Required work
Going through the listing below, tally the lines that contain the word "guide" and give only that figure.

Extracted material
::::::
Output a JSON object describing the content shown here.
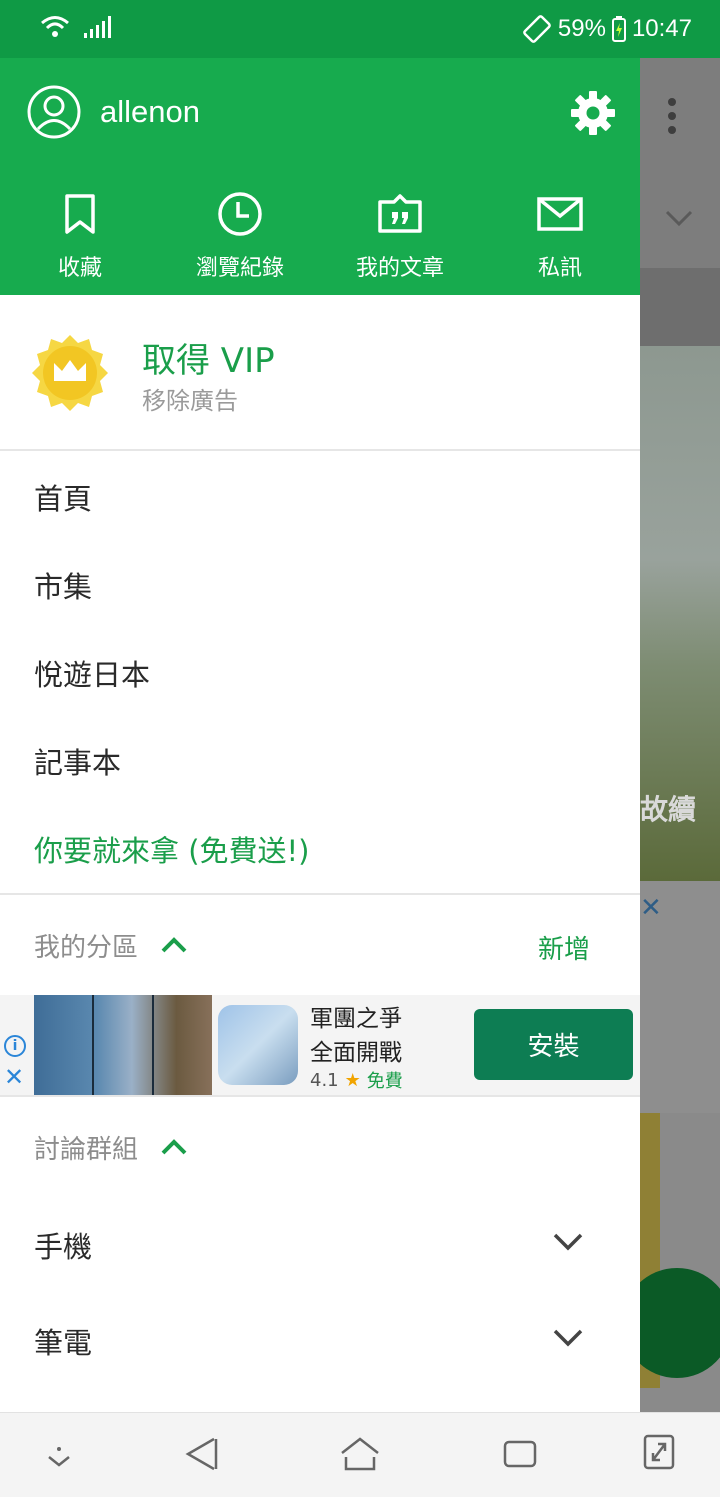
{
  "status_bar": {
    "battery": "59%",
    "time": "10:47",
    "icons": [
      "wifi-icon",
      "signal-icon",
      "rotate-icon",
      "battery-charging-icon"
    ]
  },
  "drawer": {
    "username": "allenon",
    "quick_actions": [
      {
        "label": "收藏",
        "icon": "bookmark-icon"
      },
      {
        "label": "瀏覽紀錄",
        "icon": "clock-icon"
      },
      {
        "label": "我的文章",
        "icon": "article-quote-icon"
      },
      {
        "label": "私訊",
        "icon": "mail-icon"
      }
    ],
    "vip": {
      "title": "取得 VIP",
      "subtitle": "移除廣告"
    },
    "menu": [
      {
        "label": "首頁"
      },
      {
        "label": "市集"
      },
      {
        "label": "悅遊日本"
      },
      {
        "label": "記事本"
      },
      {
        "label": "你要就來拿 (免費送!)"
      }
    ],
    "my_section": {
      "title": "我的分區",
      "add_label": "新增"
    },
    "ad": {
      "app_name_line1": "軍團之爭",
      "app_name_line2": "全面開戰",
      "rating": "4.1",
      "price": "免費",
      "install_label": "安裝"
    },
    "groups_section": {
      "title": "討論群組"
    },
    "groups": [
      {
        "label": "手機"
      },
      {
        "label": "筆電"
      }
    ]
  },
  "background_page": {
    "partial_text": "故續"
  },
  "colors": {
    "status_bar": "#0f9a45",
    "header": "#17ab4e",
    "accent": "#1a9e4a",
    "install_button": "#0d7d53"
  }
}
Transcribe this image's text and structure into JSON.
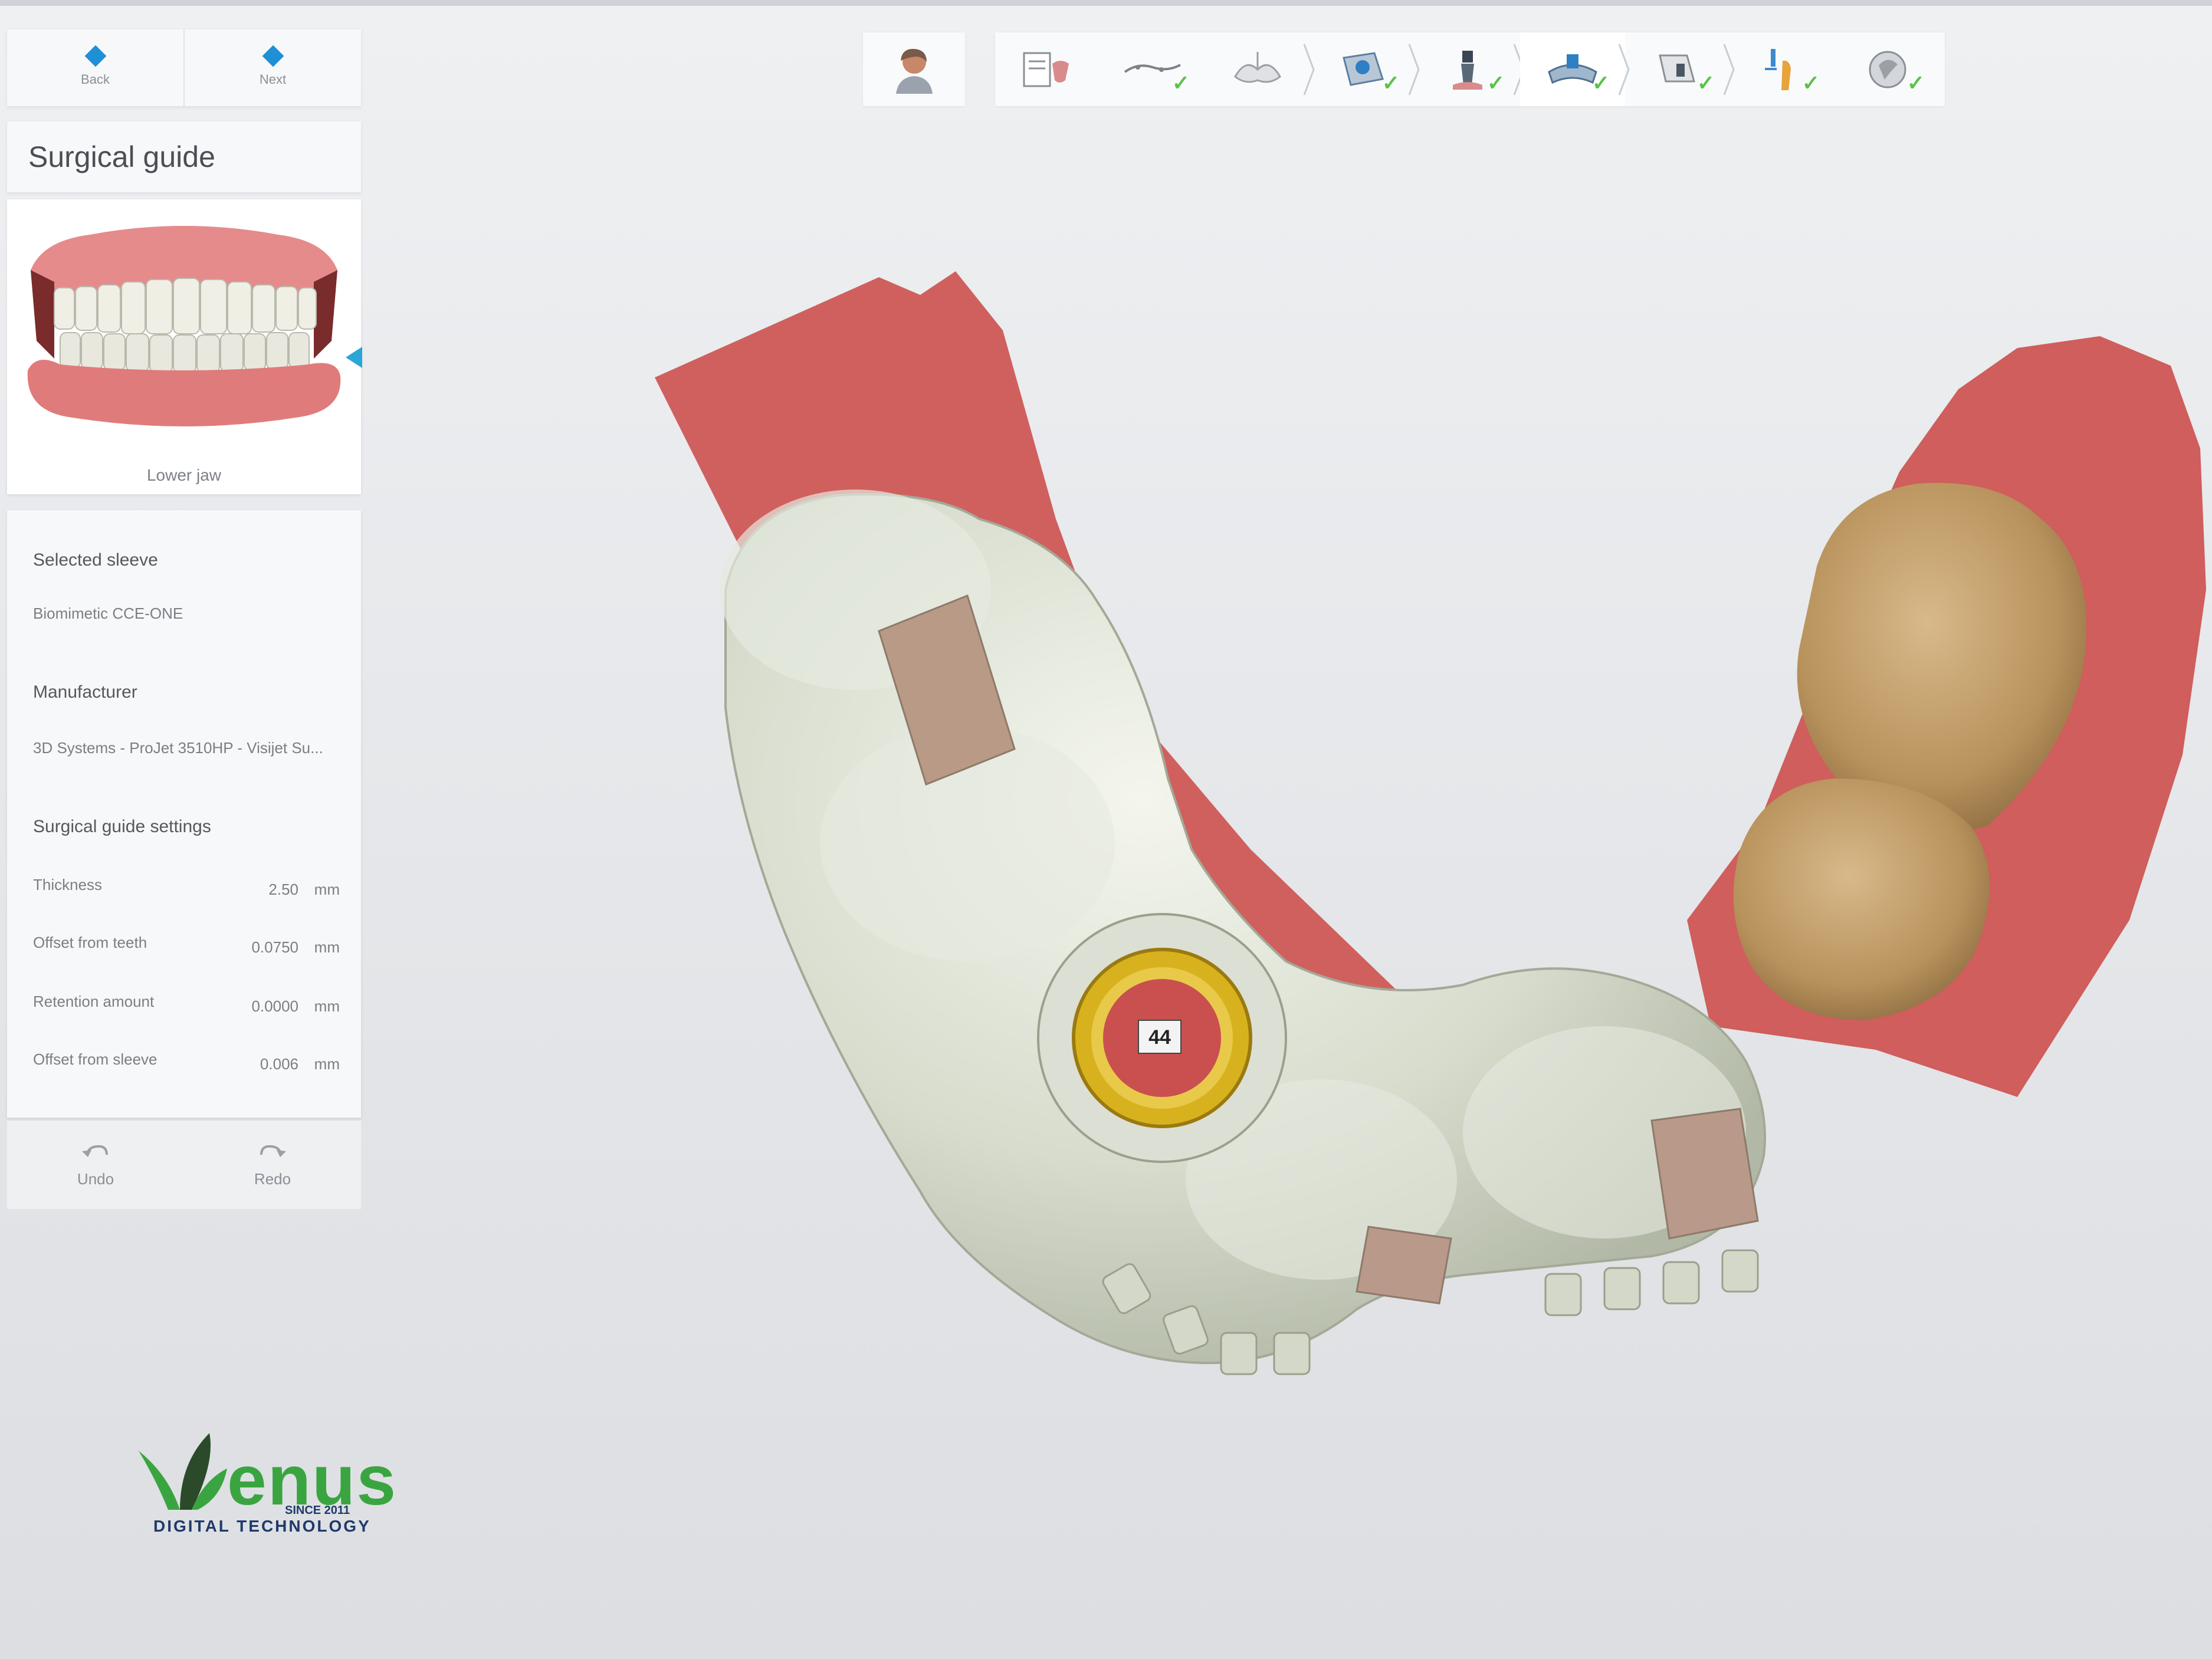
{
  "nav": {
    "back_label": "Back",
    "next_label": "Next"
  },
  "panel": {
    "title": "Surgical guide",
    "jaw_label": "Lower jaw",
    "selected_sleeve_label": "Selected sleeve",
    "selected_sleeve_value": "Biomimetic CCE-ONE",
    "manufacturer_label": "Manufacturer",
    "manufacturer_value": "3D Systems - ProJet 3510HP - Visijet Su...",
    "settings_label": "Surgical guide settings",
    "settings": [
      {
        "label": "Thickness",
        "value": "2.50",
        "unit": "mm"
      },
      {
        "label": "Offset from teeth",
        "value": "0.0750",
        "unit": "mm"
      },
      {
        "label": "Retention amount",
        "value": "0.0000",
        "unit": "mm"
      },
      {
        "label": "Offset from sleeve",
        "value": "0.006",
        "unit": "mm"
      }
    ]
  },
  "history": {
    "undo_label": "Undo",
    "redo_label": "Redo"
  },
  "toolbar": {
    "patient_icon": "patient-icon",
    "steps": [
      {
        "icon": "admin-icon",
        "completed": false
      },
      {
        "icon": "scan-icon",
        "completed": true
      },
      {
        "icon": "model-icon",
        "completed": false
      },
      {
        "icon": "import-icon",
        "completed": true
      },
      {
        "icon": "implant-icon",
        "completed": true
      },
      {
        "icon": "surgical-guide-icon",
        "completed": true,
        "active": true
      },
      {
        "icon": "sleeve-icon",
        "completed": true
      },
      {
        "icon": "drill-icon",
        "completed": true
      },
      {
        "icon": "export-icon",
        "completed": true
      }
    ]
  },
  "viewport": {
    "implant_label": "44"
  },
  "logo": {
    "word": "enus",
    "since": "SINCE 2011",
    "subtitle": "DIGITAL TECHNOLOGY"
  },
  "colors": {
    "accent": "#1f8fd6",
    "check": "#5ac24a",
    "gum": "#d36a6a",
    "guide": "#d9ddd0",
    "sleeve": "#d9b21e",
    "logo_green": "#3aa540",
    "logo_navy": "#1f3a6b"
  }
}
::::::
Task response
4